**Activity:** Take every line from the listing below that contains "screenshot".

**Provided information:**
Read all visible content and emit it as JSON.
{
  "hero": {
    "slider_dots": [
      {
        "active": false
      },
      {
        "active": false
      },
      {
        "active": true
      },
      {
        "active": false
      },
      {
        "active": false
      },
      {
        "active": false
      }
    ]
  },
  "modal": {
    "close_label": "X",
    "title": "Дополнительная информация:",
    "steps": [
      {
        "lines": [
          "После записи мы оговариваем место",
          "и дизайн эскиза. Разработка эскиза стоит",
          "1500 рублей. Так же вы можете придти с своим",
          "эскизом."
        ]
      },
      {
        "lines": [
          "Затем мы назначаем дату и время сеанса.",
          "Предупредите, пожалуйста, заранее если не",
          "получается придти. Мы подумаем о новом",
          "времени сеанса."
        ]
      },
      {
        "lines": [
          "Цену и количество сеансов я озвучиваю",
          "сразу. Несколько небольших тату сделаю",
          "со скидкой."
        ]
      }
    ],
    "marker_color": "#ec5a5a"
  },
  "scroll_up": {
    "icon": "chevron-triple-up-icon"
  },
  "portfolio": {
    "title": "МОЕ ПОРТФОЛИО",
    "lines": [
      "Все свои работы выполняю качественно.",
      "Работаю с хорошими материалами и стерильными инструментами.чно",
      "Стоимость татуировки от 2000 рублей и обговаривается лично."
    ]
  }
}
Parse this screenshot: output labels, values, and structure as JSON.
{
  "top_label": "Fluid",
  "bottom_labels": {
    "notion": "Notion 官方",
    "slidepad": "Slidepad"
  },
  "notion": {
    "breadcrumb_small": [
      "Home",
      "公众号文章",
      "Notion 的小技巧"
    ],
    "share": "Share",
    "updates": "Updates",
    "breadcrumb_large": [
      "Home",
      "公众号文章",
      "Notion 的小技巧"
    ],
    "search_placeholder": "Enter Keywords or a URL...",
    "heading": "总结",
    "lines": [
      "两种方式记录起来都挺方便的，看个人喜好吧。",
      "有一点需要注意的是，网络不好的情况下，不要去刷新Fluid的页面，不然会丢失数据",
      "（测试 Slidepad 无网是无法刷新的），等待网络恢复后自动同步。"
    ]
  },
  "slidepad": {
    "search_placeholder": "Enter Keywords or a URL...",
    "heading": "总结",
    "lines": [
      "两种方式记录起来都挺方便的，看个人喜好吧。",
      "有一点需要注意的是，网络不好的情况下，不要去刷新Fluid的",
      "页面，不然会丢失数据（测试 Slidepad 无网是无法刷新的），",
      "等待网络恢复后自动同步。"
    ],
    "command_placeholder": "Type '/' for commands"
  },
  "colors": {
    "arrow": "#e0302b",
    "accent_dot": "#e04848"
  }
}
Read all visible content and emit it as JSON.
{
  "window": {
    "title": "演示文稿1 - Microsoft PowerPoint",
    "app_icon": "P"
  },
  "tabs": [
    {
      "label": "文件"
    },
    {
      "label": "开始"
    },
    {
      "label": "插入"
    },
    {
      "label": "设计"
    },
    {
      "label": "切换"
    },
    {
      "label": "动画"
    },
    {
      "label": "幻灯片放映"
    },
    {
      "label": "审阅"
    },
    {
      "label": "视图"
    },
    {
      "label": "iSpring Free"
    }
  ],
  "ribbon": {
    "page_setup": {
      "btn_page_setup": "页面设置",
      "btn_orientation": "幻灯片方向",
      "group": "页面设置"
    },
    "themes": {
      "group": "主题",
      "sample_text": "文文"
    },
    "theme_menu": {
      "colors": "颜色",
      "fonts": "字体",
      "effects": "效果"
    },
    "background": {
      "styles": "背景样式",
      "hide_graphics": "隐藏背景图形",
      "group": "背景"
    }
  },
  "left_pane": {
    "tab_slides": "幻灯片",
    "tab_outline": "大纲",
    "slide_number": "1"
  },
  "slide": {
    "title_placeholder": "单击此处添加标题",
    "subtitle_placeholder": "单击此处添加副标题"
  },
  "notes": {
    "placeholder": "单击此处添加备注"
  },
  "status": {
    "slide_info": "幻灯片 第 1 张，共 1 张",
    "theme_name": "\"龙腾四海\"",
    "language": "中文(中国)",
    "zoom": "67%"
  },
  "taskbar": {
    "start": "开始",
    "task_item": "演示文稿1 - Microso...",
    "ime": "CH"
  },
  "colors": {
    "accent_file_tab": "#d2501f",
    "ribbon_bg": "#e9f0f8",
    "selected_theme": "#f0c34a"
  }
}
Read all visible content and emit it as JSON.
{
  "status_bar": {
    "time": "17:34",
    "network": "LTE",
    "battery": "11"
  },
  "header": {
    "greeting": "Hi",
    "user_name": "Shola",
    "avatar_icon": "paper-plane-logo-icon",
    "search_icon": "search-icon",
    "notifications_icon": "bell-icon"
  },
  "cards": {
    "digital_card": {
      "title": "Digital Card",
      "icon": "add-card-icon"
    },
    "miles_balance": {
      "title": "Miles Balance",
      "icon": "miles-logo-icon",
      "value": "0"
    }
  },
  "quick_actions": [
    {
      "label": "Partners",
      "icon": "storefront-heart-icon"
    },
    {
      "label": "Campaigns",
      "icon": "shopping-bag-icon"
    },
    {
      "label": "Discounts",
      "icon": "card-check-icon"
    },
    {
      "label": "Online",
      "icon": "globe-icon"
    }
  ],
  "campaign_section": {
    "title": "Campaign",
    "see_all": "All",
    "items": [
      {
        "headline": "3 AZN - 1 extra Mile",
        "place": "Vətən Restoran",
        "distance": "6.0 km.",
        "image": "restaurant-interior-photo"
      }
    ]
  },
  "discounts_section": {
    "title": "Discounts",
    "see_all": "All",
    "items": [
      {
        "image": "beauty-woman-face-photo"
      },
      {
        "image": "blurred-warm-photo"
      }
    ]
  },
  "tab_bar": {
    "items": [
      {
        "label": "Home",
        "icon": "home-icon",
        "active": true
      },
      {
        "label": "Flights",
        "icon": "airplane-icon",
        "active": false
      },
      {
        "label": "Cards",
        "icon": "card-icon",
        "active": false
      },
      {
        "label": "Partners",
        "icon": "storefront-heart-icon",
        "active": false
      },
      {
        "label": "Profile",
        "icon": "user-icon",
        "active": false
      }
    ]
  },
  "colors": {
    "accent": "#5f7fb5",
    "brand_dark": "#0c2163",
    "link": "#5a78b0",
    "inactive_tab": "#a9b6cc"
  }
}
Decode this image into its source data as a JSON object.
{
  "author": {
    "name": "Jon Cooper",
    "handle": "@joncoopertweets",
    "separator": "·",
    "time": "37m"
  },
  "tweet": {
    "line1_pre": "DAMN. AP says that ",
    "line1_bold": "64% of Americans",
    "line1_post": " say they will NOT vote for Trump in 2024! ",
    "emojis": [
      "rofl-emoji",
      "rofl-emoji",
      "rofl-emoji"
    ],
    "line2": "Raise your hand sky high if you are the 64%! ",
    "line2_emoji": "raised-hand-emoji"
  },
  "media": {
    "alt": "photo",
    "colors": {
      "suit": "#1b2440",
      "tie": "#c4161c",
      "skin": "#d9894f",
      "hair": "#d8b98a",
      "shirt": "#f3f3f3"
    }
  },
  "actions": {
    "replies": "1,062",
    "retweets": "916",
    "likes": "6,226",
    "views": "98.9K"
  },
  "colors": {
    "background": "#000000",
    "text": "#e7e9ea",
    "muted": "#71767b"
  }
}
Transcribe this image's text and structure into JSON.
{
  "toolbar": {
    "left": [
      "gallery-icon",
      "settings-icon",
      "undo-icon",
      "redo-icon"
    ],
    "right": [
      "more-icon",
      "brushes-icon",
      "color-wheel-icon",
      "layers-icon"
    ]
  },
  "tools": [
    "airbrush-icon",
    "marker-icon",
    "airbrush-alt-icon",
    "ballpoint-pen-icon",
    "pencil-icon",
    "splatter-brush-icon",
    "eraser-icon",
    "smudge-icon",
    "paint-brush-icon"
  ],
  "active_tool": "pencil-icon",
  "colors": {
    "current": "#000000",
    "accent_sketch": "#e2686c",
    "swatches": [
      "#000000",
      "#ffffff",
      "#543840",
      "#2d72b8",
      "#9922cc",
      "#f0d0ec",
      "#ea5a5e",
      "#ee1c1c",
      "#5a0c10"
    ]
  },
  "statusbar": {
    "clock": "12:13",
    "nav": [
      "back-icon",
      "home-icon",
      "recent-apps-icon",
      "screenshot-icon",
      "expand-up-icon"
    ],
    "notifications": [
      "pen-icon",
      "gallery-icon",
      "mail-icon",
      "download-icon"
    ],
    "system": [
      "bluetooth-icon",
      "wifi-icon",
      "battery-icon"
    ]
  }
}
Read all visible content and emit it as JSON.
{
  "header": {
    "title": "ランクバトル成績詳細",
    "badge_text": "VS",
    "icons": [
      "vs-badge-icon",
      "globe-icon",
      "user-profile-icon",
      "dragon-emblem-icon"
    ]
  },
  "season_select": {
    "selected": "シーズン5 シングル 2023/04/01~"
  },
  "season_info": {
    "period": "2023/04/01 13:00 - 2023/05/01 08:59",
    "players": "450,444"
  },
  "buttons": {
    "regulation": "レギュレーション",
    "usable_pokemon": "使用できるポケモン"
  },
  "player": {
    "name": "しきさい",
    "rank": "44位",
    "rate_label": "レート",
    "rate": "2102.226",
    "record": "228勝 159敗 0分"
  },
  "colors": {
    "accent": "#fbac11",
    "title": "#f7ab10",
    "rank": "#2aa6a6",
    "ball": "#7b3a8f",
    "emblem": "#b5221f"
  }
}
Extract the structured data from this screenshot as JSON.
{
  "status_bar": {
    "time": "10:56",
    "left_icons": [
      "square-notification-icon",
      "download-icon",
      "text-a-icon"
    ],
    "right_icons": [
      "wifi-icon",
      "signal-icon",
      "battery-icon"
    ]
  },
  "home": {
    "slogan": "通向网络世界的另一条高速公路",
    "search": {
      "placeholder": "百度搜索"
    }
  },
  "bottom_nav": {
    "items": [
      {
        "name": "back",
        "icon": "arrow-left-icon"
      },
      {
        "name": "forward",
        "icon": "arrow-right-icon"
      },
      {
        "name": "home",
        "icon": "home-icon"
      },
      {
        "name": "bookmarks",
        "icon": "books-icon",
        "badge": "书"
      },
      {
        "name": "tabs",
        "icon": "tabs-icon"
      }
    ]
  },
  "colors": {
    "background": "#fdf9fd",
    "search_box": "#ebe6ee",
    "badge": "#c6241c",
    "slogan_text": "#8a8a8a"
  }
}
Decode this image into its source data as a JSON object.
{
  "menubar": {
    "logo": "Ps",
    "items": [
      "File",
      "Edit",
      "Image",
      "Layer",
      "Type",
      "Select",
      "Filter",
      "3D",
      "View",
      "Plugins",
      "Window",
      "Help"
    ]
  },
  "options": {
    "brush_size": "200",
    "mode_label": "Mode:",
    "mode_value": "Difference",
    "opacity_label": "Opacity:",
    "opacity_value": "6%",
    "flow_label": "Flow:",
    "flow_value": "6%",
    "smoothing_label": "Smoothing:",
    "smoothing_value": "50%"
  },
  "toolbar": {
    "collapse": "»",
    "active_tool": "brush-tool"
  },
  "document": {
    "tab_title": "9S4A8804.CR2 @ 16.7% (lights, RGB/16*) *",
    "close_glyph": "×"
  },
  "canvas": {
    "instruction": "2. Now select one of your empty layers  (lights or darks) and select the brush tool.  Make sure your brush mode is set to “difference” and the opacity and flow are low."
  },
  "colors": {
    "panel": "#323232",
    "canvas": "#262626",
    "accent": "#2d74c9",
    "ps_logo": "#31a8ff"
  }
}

**Finished exercise:**
Parse this screenshot: output labels, values, and structure as JSON.
      "screenshot-icon",
Extract the structured data from this screenshot as JSON.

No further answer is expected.